Golden Eagle Feather
Stuart McAleese (August)
I found this Golden Eagle feather on the top of the Douve Blanche Arete above Arolla and that really is a full size ice axe next to it for a size comparison.
Golden Eagles are dark brown, with lighter golden-brown plumage on their heads and necks. They have a wingspan averaging over 2 m (7 ft) and can be up to up to 1 m (3 ft) in body length. They are extremely fast.
They can dive down on their quarry at speeds of more than 150 an hour, using their sharp talons to snatch up rabbits, marmots, and squirrels. They also eat carrion, reptiles, birds and fish and they have even been known to attack full grown deer.

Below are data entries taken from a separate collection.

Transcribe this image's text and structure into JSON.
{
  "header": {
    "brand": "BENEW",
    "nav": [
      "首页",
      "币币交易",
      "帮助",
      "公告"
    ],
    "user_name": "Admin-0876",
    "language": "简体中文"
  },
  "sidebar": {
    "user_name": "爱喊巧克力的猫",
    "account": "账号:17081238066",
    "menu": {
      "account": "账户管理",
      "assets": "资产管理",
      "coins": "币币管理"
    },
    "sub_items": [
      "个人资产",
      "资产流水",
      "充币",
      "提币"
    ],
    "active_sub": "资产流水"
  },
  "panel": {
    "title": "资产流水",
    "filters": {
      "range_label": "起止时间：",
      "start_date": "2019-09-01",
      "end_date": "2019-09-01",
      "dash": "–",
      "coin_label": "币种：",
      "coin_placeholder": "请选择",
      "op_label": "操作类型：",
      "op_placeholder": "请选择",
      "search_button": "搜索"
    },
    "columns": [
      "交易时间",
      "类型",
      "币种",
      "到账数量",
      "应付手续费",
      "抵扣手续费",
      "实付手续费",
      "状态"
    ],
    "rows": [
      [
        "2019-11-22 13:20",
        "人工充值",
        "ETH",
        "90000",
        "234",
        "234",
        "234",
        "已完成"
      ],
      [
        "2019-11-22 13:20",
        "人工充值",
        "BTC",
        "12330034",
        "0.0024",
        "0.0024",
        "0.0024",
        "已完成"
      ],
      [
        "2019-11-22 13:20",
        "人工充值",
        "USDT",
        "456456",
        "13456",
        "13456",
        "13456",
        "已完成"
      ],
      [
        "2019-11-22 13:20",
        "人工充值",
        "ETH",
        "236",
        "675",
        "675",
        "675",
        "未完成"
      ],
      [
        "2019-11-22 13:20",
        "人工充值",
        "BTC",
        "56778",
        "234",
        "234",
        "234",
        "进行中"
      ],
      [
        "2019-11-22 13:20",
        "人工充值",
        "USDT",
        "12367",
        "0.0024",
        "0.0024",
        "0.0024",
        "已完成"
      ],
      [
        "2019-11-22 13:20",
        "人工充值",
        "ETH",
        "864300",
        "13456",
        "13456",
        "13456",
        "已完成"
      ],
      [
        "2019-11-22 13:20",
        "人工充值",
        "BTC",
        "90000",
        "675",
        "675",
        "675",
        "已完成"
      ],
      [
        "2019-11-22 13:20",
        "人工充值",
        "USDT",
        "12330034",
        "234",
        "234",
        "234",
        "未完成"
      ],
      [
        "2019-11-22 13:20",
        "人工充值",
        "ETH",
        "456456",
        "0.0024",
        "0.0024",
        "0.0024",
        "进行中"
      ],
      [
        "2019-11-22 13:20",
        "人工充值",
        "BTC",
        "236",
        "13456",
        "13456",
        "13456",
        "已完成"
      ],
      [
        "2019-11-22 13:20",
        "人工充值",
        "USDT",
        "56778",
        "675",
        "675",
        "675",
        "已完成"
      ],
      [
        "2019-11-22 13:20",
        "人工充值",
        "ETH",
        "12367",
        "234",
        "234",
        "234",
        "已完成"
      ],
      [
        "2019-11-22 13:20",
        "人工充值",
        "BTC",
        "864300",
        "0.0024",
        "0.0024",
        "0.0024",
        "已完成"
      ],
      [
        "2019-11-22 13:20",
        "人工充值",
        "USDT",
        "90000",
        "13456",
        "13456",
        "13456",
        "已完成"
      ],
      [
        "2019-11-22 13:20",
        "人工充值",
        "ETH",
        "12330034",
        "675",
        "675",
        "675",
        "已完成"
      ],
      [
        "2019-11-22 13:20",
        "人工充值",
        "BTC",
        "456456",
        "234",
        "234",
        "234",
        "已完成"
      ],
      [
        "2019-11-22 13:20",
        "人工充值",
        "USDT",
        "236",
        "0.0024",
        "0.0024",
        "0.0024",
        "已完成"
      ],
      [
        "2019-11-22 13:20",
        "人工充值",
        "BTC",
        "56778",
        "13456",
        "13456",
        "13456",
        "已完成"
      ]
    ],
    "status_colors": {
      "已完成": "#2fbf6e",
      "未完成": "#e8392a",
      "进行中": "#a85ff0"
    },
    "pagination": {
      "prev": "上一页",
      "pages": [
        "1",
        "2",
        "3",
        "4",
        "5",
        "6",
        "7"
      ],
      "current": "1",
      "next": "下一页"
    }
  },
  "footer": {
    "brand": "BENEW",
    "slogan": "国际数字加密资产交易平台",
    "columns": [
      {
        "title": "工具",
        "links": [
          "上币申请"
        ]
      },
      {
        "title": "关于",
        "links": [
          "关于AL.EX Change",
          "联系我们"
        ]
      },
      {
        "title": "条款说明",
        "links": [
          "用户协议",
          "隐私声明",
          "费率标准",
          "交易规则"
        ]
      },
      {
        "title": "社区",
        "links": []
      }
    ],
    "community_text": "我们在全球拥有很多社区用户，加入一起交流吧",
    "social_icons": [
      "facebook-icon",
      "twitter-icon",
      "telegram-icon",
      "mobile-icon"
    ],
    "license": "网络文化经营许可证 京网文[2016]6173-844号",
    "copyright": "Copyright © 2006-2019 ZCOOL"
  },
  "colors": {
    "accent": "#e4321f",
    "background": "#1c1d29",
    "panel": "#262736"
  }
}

Golden eagle pairs maintain territories as large as 60 square miles. They are monogamous and may remain with their mate for several years or possibly for life. They nest in high, remote places (which makes the Alps ideal for them), building huge nest which they return to several years running.
In the UK, it was estimated there were about 420 pairs of Golden Eagle in 2007, the majority of these were in the Scottish highlands, although it is thought they are slowly spreading to Northern England.